 I like doing both.  It’s easy to get very sick of the sound of your own voice when you do stand-up too much – and the isolation of it is a recipe for psychological meltdown – so it’s good to collaborate with people you admire and genuinely like.

 One of the first things you purchased on eBay was a poster advertising a Lenny Bruce show. What made that a must-have item for you?

I always admired how creatively ambitious and fearless he was, and in a time when he was almost alone.  Stand-ups of every style owe a huge debt to him now.  And all of this often overshadows how incredibly funny he was.

Where did you hang it?

It’s in my office at work.  Actually, it’s leaning against the wall at the moment, but now you’ve mentioned it, I’ll hang it up later.

What was your first validation that you were funny?

Making a kid at school snort milk through her nose. 

At one point did you realize you could make a living at comedy?

I’m still not 100 percent convinced.

 You like to learn interesting facts about every state you visit. What's the most unusual thing you've learned while traveling America?

That Colorado is the least obese state.  To be honest – when you see people walk around there – you begin to have your doubts.

Now that you have a Comedy Central special, what¹s next? Will you release CDs? DVDs? T-shirts?

I think I can safely say that I will not be releasing any T-shirts.  This is due to what I will safely assume is absolutely no demand for such an item whatsoever.  Also due to the fact that I have no desire so see my face on someone as they walk down the street.

 Would you like to see "The Department" released on CD?

 That would be terrific. I think it would be very difficult though – as there would be a great deal of music clearance to do.

Are there any plans for its release?

Not really – for the reason I mentioned above.  So I would encourage anyone to download it illegally from the internet.  I’d love people to hear it – we’re very proud of it.  Download away for free with my blessing.  I’m like a comedic Radiohead.

You're living in America now.
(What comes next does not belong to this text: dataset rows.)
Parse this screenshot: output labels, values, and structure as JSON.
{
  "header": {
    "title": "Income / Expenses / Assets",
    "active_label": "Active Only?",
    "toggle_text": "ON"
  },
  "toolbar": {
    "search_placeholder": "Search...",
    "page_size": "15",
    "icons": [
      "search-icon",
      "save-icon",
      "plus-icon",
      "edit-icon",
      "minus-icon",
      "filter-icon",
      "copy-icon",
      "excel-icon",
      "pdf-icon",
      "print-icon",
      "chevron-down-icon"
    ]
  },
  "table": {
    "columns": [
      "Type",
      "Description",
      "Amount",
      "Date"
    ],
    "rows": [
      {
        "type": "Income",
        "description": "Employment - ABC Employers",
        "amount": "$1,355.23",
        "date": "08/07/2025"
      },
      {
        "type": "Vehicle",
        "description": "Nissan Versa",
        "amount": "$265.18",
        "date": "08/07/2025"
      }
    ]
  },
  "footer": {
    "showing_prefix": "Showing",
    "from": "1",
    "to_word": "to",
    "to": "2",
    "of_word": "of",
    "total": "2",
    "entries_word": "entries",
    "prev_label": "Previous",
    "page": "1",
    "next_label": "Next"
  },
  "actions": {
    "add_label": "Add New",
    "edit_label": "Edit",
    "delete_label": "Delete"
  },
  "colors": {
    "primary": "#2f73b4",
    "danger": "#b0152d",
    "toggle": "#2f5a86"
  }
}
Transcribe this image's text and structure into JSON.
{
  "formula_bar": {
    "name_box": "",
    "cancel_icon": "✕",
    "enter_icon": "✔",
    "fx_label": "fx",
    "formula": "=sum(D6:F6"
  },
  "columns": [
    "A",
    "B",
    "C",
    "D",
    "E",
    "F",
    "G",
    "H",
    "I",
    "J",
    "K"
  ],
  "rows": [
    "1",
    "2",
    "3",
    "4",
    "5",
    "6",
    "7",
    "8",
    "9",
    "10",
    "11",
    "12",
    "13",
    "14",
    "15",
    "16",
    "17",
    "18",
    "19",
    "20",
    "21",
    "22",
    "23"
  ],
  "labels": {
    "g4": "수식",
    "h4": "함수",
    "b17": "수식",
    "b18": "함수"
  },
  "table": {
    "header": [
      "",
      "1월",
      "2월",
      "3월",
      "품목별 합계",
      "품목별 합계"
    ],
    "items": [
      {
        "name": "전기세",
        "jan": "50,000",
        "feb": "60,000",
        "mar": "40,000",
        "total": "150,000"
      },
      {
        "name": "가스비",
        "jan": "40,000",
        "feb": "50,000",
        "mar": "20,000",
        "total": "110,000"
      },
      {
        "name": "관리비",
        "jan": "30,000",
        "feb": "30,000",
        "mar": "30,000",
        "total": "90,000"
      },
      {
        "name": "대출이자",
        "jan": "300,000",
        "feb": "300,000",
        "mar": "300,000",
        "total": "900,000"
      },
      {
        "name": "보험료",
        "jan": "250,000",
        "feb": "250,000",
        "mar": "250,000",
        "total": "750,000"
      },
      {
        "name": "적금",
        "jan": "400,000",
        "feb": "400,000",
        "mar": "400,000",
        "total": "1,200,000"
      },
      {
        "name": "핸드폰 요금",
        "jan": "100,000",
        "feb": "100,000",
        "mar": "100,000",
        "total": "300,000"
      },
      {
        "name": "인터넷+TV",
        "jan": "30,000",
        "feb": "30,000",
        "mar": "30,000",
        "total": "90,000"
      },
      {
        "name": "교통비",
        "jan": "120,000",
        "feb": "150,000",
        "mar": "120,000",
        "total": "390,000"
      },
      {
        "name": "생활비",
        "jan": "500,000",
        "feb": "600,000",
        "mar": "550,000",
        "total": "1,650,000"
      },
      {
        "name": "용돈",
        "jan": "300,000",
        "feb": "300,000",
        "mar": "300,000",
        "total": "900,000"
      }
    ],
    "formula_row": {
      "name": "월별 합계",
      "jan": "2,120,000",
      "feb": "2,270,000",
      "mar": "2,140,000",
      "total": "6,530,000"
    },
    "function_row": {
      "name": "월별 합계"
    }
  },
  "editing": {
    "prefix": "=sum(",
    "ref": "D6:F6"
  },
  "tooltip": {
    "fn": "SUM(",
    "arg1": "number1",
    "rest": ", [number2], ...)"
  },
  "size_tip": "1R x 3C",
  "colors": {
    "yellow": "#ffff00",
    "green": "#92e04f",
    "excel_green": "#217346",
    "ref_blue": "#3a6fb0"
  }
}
Do you have to have a sense of humour or a sense of humor?

 Humour.  Of course.  You people seem allergic to the letter "u".

 Do you have to take a different approach to comedy for American audiences vs. British audiences?

Not at all. 

How important was the Edinburgh festival to your career?

Absolutely essential.  I learnt a huge amount taking shows there.  It’s still a major reason to do comedy at all as far as I’m concerned. 

Any plans to go back and perform there again?

I’d love to.  I won’t be able to this year – due to the election season being so intense.  But I’ll be back the first opportunity I get. 

 

 

1 comment:

Necia said...

Keep up the good work.